INSTRUCTIONS TO FOLLOW: All lines in the material below that contain "root" should be located and copied.
• • •
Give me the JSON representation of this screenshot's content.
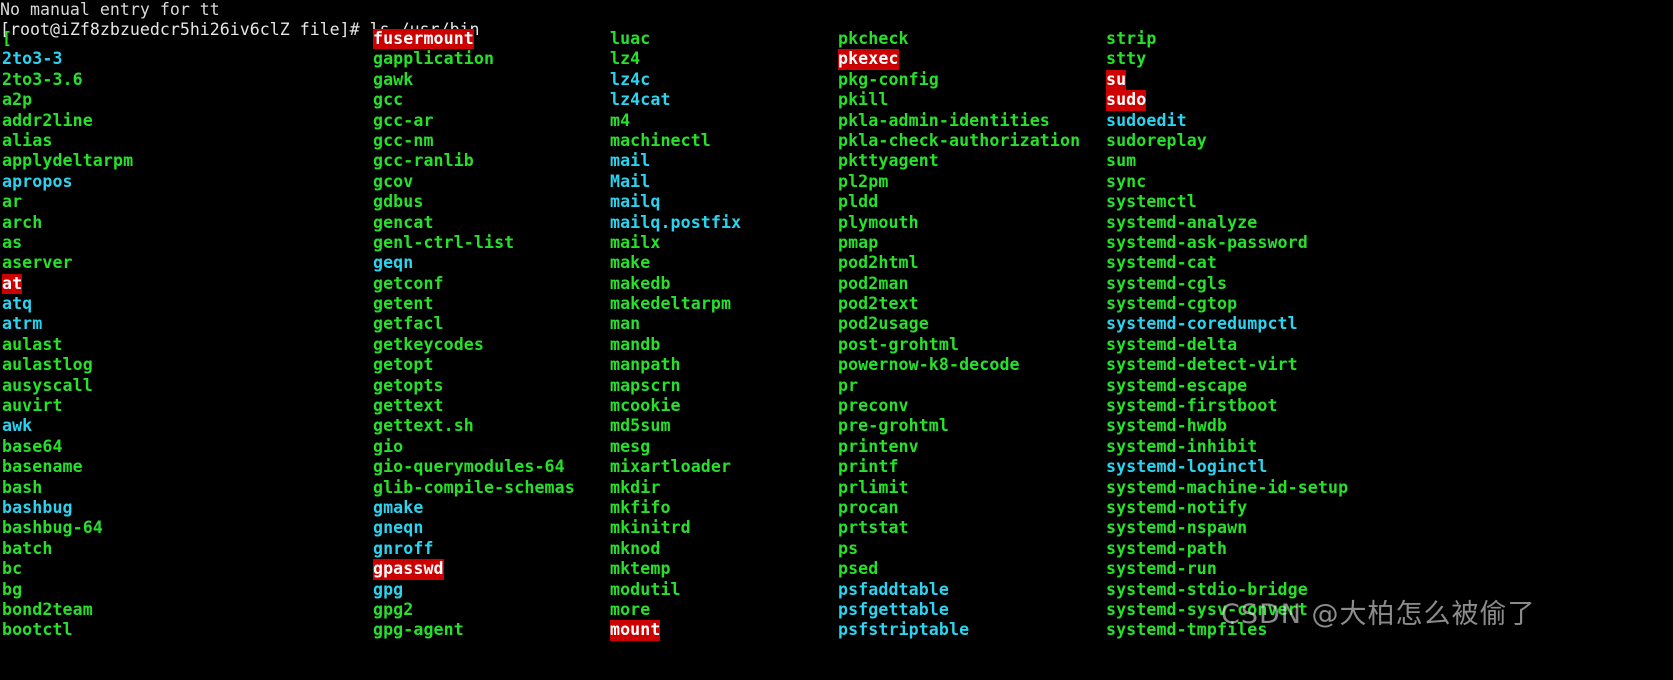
{
  "terminal": {
    "background": "#000000",
    "colors": {
      "exec": "#26e02a",
      "symlink": "#2ad4f0",
      "setuid_fg": "#ffffff",
      "setuid_bg": "#cc0000",
      "plain": "#d8d8d8"
    },
    "scrollback_line": "No manual entry for tt",
    "prompt": {
      "text": "[root@iZf8zbzuedcr5hi26iv6clZ file]# ls /usr/bin",
      "user": "root",
      "host": "iZf8zbzuedcr5hi26iv6clZ",
      "cwd": "file",
      "symbol": "#",
      "command": "ls /usr/bin"
    }
  },
  "watermark": {
    "text": "CSDN @大柏怎么被偷了"
  },
  "listing": {
    "path": "/usr/bin",
    "columns": [
      {
        "index": 0,
        "entries": [
          {
            "name": "[",
            "type": "exec"
          },
          {
            "name": "2to3-3",
            "type": "symlink"
          },
          {
            "name": "2to3-3.6",
            "type": "exec"
          },
          {
            "name": "a2p",
            "type": "exec"
          },
          {
            "name": "addr2line",
            "type": "exec"
          },
          {
            "name": "alias",
            "type": "exec"
          },
          {
            "name": "applydeltarpm",
            "type": "exec"
          },
          {
            "name": "apropos",
            "type": "symlink"
          },
          {
            "name": "ar",
            "type": "exec"
          },
          {
            "name": "arch",
            "type": "exec"
          },
          {
            "name": "as",
            "type": "exec"
          },
          {
            "name": "aserver",
            "type": "exec"
          },
          {
            "name": "at",
            "type": "setuid"
          },
          {
            "name": "atq",
            "type": "symlink"
          },
          {
            "name": "atrm",
            "type": "symlink"
          },
          {
            "name": "aulast",
            "type": "exec"
          },
          {
            "name": "aulastlog",
            "type": "exec"
          },
          {
            "name": "ausyscall",
            "type": "exec"
          },
          {
            "name": "auvirt",
            "type": "exec"
          },
          {
            "name": "awk",
            "type": "symlink"
          },
          {
            "name": "base64",
            "type": "exec"
          },
          {
            "name": "basename",
            "type": "exec"
          },
          {
            "name": "bash",
            "type": "exec"
          },
          {
            "name": "bashbug",
            "type": "symlink"
          },
          {
            "name": "bashbug-64",
            "type": "exec"
          },
          {
            "name": "batch",
            "type": "exec"
          },
          {
            "name": "bc",
            "type": "exec"
          },
          {
            "name": "bg",
            "type": "exec"
          },
          {
            "name": "bond2team",
            "type": "exec"
          },
          {
            "name": "bootctl",
            "type": "exec"
          }
        ]
      },
      {
        "index": 1,
        "entries": [
          {
            "name": "fusermount",
            "type": "setuid"
          },
          {
            "name": "gapplication",
            "type": "exec"
          },
          {
            "name": "gawk",
            "type": "exec"
          },
          {
            "name": "gcc",
            "type": "exec"
          },
          {
            "name": "gcc-ar",
            "type": "exec"
          },
          {
            "name": "gcc-nm",
            "type": "exec"
          },
          {
            "name": "gcc-ranlib",
            "type": "exec"
          },
          {
            "name": "gcov",
            "type": "exec"
          },
          {
            "name": "gdbus",
            "type": "exec"
          },
          {
            "name": "gencat",
            "type": "exec"
          },
          {
            "name": "genl-ctrl-list",
            "type": "exec"
          },
          {
            "name": "geqn",
            "type": "symlink"
          },
          {
            "name": "getconf",
            "type": "exec"
          },
          {
            "name": "getent",
            "type": "exec"
          },
          {
            "name": "getfacl",
            "type": "exec"
          },
          {
            "name": "getkeycodes",
            "type": "exec"
          },
          {
            "name": "getopt",
            "type": "exec"
          },
          {
            "name": "getopts",
            "type": "exec"
          },
          {
            "name": "gettext",
            "type": "exec"
          },
          {
            "name": "gettext.sh",
            "type": "exec"
          },
          {
            "name": "gio",
            "type": "exec"
          },
          {
            "name": "gio-querymodules-64",
            "type": "exec"
          },
          {
            "name": "glib-compile-schemas",
            "type": "exec"
          },
          {
            "name": "gmake",
            "type": "symlink"
          },
          {
            "name": "gneqn",
            "type": "symlink"
          },
          {
            "name": "gnroff",
            "type": "symlink"
          },
          {
            "name": "gpasswd",
            "type": "setuid"
          },
          {
            "name": "gpg",
            "type": "symlink"
          },
          {
            "name": "gpg2",
            "type": "exec"
          },
          {
            "name": "gpg-agent",
            "type": "exec"
          }
        ]
      },
      {
        "index": 2,
        "entries": [
          {
            "name": "luac",
            "type": "exec"
          },
          {
            "name": "lz4",
            "type": "exec"
          },
          {
            "name": "lz4c",
            "type": "symlink"
          },
          {
            "name": "lz4cat",
            "type": "symlink"
          },
          {
            "name": "m4",
            "type": "exec"
          },
          {
            "name": "machinectl",
            "type": "exec"
          },
          {
            "name": "mail",
            "type": "symlink"
          },
          {
            "name": "Mail",
            "type": "symlink"
          },
          {
            "name": "mailq",
            "type": "symlink"
          },
          {
            "name": "mailq.postfix",
            "type": "symlink"
          },
          {
            "name": "mailx",
            "type": "exec"
          },
          {
            "name": "make",
            "type": "exec"
          },
          {
            "name": "makedb",
            "type": "exec"
          },
          {
            "name": "makedeltarpm",
            "type": "exec"
          },
          {
            "name": "man",
            "type": "exec"
          },
          {
            "name": "mandb",
            "type": "exec"
          },
          {
            "name": "manpath",
            "type": "exec"
          },
          {
            "name": "mapscrn",
            "type": "exec"
          },
          {
            "name": "mcookie",
            "type": "exec"
          },
          {
            "name": "md5sum",
            "type": "exec"
          },
          {
            "name": "mesg",
            "type": "exec"
          },
          {
            "name": "mixartloader",
            "type": "exec"
          },
          {
            "name": "mkdir",
            "type": "exec"
          },
          {
            "name": "mkfifo",
            "type": "exec"
          },
          {
            "name": "mkinitrd",
            "type": "exec"
          },
          {
            "name": "mknod",
            "type": "exec"
          },
          {
            "name": "mktemp",
            "type": "exec"
          },
          {
            "name": "modutil",
            "type": "exec"
          },
          {
            "name": "more",
            "type": "exec"
          },
          {
            "name": "mount",
            "type": "setuid"
          }
        ]
      },
      {
        "index": 3,
        "entries": [
          {
            "name": "pkcheck",
            "type": "exec"
          },
          {
            "name": "pkexec",
            "type": "setuid"
          },
          {
            "name": "pkg-config",
            "type": "exec"
          },
          {
            "name": "pkill",
            "type": "exec"
          },
          {
            "name": "pkla-admin-identities",
            "type": "exec"
          },
          {
            "name": "pkla-check-authorization",
            "type": "exec"
          },
          {
            "name": "pkttyagent",
            "type": "exec"
          },
          {
            "name": "pl2pm",
            "type": "exec"
          },
          {
            "name": "pldd",
            "type": "exec"
          },
          {
            "name": "plymouth",
            "type": "exec"
          },
          {
            "name": "pmap",
            "type": "exec"
          },
          {
            "name": "pod2html",
            "type": "exec"
          },
          {
            "name": "pod2man",
            "type": "exec"
          },
          {
            "name": "pod2text",
            "type": "exec"
          },
          {
            "name": "pod2usage",
            "type": "exec"
          },
          {
            "name": "post-grohtml",
            "type": "exec"
          },
          {
            "name": "powernow-k8-decode",
            "type": "exec"
          },
          {
            "name": "pr",
            "type": "exec"
          },
          {
            "name": "preconv",
            "type": "exec"
          },
          {
            "name": "pre-grohtml",
            "type": "exec"
          },
          {
            "name": "printenv",
            "type": "exec"
          },
          {
            "name": "printf",
            "type": "exec"
          },
          {
            "name": "prlimit",
            "type": "exec"
          },
          {
            "name": "procan",
            "type": "exec"
          },
          {
            "name": "prtstat",
            "type": "exec"
          },
          {
            "name": "ps",
            "type": "exec"
          },
          {
            "name": "psed",
            "type": "exec"
          },
          {
            "name": "psfaddtable",
            "type": "symlink"
          },
          {
            "name": "psfgettable",
            "type": "symlink"
          },
          {
            "name": "psfstriptable",
            "type": "symlink"
          }
        ]
      },
      {
        "index": 4,
        "entries": [
          {
            "name": "strip",
            "type": "exec"
          },
          {
            "name": "stty",
            "type": "exec"
          },
          {
            "name": "su",
            "type": "setuid"
          },
          {
            "name": "sudo",
            "type": "setuid"
          },
          {
            "name": "sudoedit",
            "type": "symlink"
          },
          {
            "name": "sudoreplay",
            "type": "exec"
          },
          {
            "name": "sum",
            "type": "exec"
          },
          {
            "name": "sync",
            "type": "exec"
          },
          {
            "name": "systemctl",
            "type": "exec"
          },
          {
            "name": "systemd-analyze",
            "type": "exec"
          },
          {
            "name": "systemd-ask-password",
            "type": "exec"
          },
          {
            "name": "systemd-cat",
            "type": "exec"
          },
          {
            "name": "systemd-cgls",
            "type": "exec"
          },
          {
            "name": "systemd-cgtop",
            "type": "exec"
          },
          {
            "name": "systemd-coredumpctl",
            "type": "symlink"
          },
          {
            "name": "systemd-delta",
            "type": "exec"
          },
          {
            "name": "systemd-detect-virt",
            "type": "exec"
          },
          {
            "name": "systemd-escape",
            "type": "exec"
          },
          {
            "name": "systemd-firstboot",
            "type": "exec"
          },
          {
            "name": "systemd-hwdb",
            "type": "exec"
          },
          {
            "name": "systemd-inhibit",
            "type": "exec"
          },
          {
            "name": "systemd-loginctl",
            "type": "symlink"
          },
          {
            "name": "systemd-machine-id-setup",
            "type": "exec"
          },
          {
            "name": "systemd-notify",
            "type": "exec"
          },
          {
            "name": "systemd-nspawn",
            "type": "exec"
          },
          {
            "name": "systemd-path",
            "type": "exec"
          },
          {
            "name": "systemd-run",
            "type": "exec"
          },
          {
            "name": "systemd-stdio-bridge",
            "type": "exec"
          },
          {
            "name": "systemd-sysv-convert",
            "type": "exec"
          },
          {
            "name": "systemd-tmpfiles",
            "type": "exec"
          }
        ]
      }
    ]
  }
}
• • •
RESPONSE AREA:
      "text": "[root@iZf8zbzuedcr5hi26iv6clZ file]# ls /usr/bin",
      "user": "root",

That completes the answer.